What is needed — In every line of the records, look for "preferences", then report how many lines have it and nothing else.

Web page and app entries
_ _ _
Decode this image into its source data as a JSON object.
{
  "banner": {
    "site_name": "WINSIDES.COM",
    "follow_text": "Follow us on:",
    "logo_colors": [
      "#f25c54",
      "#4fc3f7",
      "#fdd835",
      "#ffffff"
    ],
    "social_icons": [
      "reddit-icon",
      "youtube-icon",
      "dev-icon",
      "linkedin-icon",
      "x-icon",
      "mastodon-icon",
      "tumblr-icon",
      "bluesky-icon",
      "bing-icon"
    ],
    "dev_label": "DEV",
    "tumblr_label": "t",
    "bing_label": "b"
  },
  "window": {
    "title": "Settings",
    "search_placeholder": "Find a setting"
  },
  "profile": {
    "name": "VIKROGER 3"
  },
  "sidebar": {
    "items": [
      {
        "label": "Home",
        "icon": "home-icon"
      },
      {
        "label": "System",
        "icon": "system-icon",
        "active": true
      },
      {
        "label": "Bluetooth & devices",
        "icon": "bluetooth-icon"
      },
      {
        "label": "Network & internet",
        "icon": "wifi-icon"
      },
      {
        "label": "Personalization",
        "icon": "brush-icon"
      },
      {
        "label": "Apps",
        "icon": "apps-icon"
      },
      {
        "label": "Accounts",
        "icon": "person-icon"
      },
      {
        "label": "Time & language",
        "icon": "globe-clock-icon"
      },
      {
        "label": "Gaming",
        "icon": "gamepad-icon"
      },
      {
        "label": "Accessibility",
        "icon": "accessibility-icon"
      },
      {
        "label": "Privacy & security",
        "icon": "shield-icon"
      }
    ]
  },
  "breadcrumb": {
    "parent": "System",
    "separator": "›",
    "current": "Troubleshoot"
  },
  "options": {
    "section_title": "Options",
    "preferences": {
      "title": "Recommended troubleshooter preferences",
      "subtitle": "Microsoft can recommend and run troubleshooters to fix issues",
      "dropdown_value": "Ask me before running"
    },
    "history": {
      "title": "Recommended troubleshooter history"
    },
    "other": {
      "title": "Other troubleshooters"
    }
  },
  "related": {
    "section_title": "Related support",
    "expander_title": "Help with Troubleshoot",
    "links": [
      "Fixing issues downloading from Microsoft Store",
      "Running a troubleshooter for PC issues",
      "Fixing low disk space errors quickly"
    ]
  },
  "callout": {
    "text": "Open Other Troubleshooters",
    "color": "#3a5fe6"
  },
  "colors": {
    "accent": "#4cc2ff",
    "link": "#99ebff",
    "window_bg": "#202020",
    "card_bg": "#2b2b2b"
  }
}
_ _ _
Completed task — 2